In Ashland, we have delightful banners and flowers; we have mosaic trash cans and recycling bins (recycling bins are very rare in rural downtowns). Main Street is off the highway, sparing downtown from some degree of noise and congestion. Modern local businesses operate from historic storefronts, celebrating past and progress all at once. In short, Ashland feels brimming. There are places to live, work, and play all on the same block.
I am not so sure, however, that Ashland feels like a continuous downtown.
Between Ellis Ave. and 9th Ave there are nine asphalt interruptions. Parking lots make the Ashland Baking Company, where I worked this summer, and the Chequamegon Food Cooperative, seem a world away from the South Shore Brewery and Alley. Between the public lot and the Co-op lot, Chapple Ave becomes its own island.
The sidewalk is a gathering place, a corridor, and an invitation — a parking lot denote the edge of town, a border separating the world of vehicles and the world of pedestrians. Frankly, they’re ugly. And they’re intimidating. A block consumed by a parking is a visual obstacle, it lacks the intrigue of enticing storefronts. The perceived distance to the end of the block is stretched by this monotony and the inconvenience of watching for cars.
The intruding asphalt on Main Street is by no means a death sentence for downtown. Our community is engaged enough to walk across a parking lot. The pride we feel in this place is communicated in murals and in the encounters with friendly faces you encounter on a stroll downtown.
Historic downtowns are a hallmark of our region and essential parts of our community narratives. Downtowns are for gathering, for welcoming visitors, for people. Let’s keep that in mind the next time there is a parking lot on the city council agenda. Our cars do not deserve a front row seat in our community, that space is for us.
Kinsey Neal is a 2018 graduate of sustainable community development and a research assistant at the Center for Rural Communities.

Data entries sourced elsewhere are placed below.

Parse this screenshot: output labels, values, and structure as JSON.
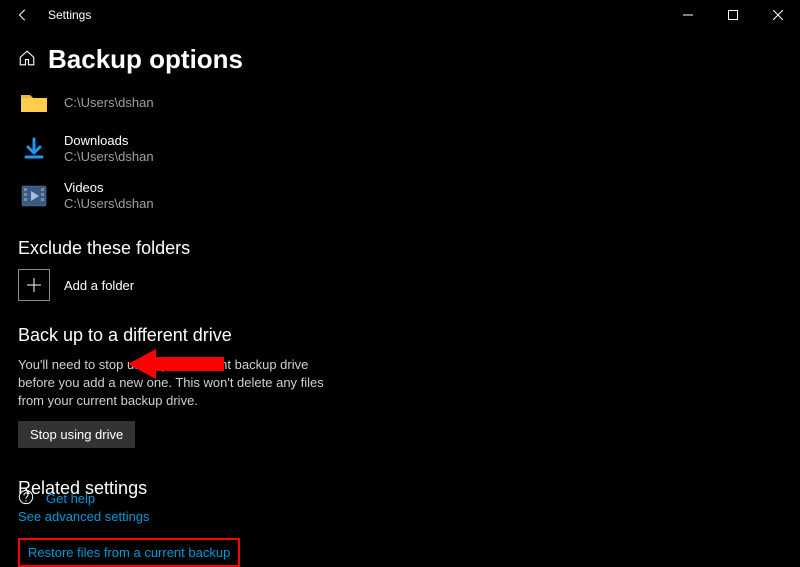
{
  "app_title": "Settings",
  "page_title": "Backup options",
  "folders": [
    {
      "name": "",
      "path": "C:\\Users\\dshan"
    },
    {
      "name": "Downloads",
      "path": "C:\\Users\\dshan"
    },
    {
      "name": "Videos",
      "path": "C:\\Users\\dshan"
    }
  ],
  "exclude": {
    "heading": "Exclude these folders",
    "add_label": "Add a folder"
  },
  "diffdrive": {
    "heading": "Back up to a different drive",
    "desc": "You'll need to stop using your current backup drive before you add a new one. This won't delete any files from your current backup drive.",
    "button": "Stop using drive"
  },
  "related": {
    "heading": "Related settings",
    "advanced": "See advanced settings",
    "restore": "Restore files from a current backup"
  },
  "help": {
    "label": "Get help"
  }
}
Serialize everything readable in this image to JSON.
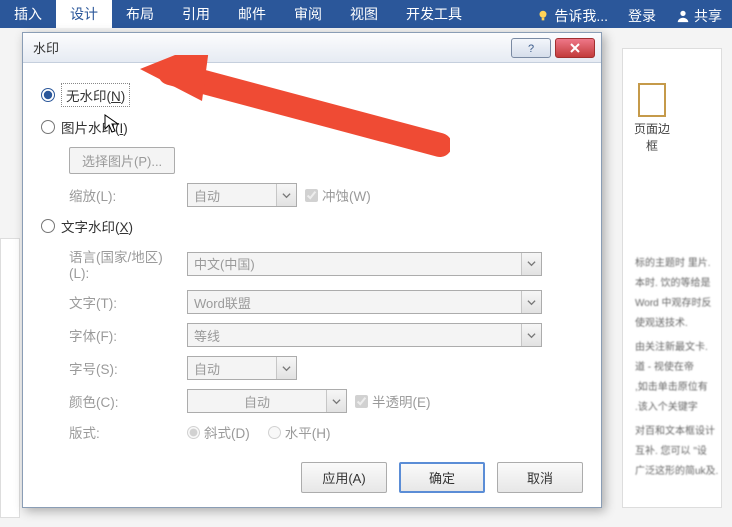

Find out more about CRC’s downtown surveys at northland.edu/northwoods-community-survey.